### GOAL OF THE EXERCISE:
Report, as a bare number, how many lines of the material below contain the word "time".

### INPUT FOR THIS TASK:
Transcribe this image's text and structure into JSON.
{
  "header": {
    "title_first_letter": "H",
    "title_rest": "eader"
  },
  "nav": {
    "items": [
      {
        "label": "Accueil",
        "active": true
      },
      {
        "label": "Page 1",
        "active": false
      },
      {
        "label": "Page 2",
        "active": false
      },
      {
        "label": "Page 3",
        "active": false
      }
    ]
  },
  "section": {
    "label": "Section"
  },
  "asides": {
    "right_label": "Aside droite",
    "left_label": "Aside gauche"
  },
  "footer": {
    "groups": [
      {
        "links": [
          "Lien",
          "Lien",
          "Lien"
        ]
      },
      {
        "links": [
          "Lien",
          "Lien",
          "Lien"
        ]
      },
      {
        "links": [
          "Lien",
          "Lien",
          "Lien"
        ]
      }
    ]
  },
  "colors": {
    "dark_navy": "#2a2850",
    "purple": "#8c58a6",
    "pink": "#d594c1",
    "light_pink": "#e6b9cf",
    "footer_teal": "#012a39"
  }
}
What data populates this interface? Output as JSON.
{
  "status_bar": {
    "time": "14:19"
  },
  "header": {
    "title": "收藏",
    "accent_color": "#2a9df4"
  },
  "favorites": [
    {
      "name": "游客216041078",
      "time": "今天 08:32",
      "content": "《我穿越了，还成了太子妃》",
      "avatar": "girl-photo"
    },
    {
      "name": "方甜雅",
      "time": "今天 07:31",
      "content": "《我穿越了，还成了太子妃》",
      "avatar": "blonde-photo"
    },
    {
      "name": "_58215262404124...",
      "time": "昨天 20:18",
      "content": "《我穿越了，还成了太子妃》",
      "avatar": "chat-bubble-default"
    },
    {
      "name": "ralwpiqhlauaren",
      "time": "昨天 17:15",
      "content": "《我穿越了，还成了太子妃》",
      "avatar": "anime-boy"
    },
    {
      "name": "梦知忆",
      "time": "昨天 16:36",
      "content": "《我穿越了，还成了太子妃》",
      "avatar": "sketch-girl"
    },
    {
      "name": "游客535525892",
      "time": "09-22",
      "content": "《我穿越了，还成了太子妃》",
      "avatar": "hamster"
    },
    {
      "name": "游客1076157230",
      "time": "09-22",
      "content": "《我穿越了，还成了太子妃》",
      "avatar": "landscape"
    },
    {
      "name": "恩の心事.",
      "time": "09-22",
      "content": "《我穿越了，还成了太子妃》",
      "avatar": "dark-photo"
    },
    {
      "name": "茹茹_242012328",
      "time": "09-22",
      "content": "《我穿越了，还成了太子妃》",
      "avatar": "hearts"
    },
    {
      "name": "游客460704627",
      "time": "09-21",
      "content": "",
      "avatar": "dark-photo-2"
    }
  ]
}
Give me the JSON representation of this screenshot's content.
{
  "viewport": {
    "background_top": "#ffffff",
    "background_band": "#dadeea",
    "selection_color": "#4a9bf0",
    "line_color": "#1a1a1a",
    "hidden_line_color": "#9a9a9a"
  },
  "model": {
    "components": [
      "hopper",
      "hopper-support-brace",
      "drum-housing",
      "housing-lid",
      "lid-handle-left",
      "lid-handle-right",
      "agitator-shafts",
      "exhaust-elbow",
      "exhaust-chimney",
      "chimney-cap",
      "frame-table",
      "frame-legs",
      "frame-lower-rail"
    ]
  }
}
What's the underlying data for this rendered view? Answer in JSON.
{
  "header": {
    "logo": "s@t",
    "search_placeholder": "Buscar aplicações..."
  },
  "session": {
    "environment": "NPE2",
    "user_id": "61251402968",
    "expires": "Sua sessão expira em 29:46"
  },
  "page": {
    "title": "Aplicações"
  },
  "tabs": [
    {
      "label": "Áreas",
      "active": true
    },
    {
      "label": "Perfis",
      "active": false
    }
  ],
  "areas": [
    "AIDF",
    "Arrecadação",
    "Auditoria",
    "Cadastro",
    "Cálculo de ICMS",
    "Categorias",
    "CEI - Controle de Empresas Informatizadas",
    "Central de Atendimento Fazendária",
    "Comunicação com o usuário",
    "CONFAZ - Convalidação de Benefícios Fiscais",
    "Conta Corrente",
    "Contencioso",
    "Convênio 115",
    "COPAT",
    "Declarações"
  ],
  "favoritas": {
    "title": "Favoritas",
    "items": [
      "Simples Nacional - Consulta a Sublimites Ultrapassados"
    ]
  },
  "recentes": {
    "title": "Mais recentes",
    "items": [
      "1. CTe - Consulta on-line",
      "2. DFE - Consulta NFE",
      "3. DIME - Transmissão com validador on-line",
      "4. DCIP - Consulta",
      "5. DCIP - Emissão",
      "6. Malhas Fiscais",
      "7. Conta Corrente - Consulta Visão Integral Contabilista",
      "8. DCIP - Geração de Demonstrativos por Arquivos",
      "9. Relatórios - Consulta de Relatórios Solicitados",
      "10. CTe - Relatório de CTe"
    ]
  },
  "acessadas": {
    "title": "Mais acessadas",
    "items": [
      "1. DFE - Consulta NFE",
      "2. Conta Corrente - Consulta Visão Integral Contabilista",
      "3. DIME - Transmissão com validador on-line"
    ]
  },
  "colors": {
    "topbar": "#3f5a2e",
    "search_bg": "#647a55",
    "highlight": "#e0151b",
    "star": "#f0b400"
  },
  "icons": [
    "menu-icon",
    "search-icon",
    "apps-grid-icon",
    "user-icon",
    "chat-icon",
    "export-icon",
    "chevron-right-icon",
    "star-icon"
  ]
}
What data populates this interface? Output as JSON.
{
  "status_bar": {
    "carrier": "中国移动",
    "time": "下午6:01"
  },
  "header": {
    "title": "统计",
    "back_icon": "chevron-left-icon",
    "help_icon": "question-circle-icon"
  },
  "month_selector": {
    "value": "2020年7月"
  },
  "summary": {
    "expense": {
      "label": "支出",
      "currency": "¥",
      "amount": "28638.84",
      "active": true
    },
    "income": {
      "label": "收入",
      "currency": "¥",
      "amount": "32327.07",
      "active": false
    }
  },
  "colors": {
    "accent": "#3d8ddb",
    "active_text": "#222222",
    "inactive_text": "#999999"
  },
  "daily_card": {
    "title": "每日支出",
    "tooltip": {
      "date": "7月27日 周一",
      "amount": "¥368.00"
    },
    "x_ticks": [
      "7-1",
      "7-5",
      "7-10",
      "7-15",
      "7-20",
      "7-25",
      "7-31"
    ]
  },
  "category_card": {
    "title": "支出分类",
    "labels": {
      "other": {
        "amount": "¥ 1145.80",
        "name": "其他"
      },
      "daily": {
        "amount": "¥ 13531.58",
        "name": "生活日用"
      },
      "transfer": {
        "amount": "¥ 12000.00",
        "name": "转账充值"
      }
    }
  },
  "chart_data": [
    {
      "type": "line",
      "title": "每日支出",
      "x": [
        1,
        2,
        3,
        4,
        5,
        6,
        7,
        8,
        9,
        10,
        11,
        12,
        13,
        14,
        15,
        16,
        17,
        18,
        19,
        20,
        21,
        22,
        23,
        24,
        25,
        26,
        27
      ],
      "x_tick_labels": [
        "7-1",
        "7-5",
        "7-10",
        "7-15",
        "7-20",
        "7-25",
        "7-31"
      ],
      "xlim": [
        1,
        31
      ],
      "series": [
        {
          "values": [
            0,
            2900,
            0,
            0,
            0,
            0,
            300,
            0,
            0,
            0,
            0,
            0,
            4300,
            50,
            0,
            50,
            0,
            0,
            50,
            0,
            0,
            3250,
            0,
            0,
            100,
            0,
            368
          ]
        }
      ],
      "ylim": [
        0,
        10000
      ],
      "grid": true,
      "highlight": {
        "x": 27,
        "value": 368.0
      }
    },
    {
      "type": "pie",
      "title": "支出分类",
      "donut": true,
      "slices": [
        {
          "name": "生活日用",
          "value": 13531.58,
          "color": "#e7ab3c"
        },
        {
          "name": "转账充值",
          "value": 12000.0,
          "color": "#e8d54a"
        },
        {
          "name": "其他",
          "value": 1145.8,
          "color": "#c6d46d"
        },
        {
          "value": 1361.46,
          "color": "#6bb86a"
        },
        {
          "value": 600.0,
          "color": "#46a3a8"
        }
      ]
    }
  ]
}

### FINISHED TASK:
12